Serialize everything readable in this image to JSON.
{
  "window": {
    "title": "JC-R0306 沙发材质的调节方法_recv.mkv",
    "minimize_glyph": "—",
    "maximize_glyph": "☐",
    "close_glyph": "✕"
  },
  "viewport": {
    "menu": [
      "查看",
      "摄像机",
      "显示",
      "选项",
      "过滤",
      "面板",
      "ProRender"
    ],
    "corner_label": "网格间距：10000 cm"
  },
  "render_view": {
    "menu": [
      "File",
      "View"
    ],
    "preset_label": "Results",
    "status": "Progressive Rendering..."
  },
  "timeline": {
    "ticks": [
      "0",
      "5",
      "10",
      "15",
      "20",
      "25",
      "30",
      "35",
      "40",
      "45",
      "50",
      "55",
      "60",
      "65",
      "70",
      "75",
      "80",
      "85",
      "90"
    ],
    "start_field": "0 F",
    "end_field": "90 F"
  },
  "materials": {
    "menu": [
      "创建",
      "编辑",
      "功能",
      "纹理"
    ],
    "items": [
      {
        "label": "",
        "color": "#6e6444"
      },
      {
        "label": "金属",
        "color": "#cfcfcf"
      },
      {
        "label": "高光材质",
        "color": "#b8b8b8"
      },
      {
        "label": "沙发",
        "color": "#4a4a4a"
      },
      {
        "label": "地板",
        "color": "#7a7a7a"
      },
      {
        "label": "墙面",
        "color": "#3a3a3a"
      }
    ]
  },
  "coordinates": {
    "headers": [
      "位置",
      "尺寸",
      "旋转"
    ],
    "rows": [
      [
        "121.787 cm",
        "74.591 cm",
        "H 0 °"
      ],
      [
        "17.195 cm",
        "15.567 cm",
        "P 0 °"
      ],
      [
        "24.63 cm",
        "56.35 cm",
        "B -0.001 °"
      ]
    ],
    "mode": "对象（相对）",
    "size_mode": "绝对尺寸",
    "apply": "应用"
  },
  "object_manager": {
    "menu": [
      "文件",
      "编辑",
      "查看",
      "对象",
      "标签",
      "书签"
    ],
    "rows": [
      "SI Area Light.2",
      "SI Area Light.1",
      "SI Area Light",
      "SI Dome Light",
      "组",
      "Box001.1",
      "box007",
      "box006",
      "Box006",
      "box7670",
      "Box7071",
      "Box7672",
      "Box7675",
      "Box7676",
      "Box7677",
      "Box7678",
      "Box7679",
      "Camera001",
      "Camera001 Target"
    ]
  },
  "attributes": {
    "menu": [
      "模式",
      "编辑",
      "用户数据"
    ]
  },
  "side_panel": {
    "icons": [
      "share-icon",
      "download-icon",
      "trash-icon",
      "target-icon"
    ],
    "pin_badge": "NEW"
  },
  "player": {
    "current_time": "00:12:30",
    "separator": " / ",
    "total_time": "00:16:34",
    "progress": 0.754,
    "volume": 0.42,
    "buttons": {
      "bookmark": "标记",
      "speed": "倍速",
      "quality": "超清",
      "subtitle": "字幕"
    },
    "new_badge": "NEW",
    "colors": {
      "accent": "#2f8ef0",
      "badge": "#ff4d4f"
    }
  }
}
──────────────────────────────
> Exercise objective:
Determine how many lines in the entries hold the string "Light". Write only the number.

> Output for this exercise:
4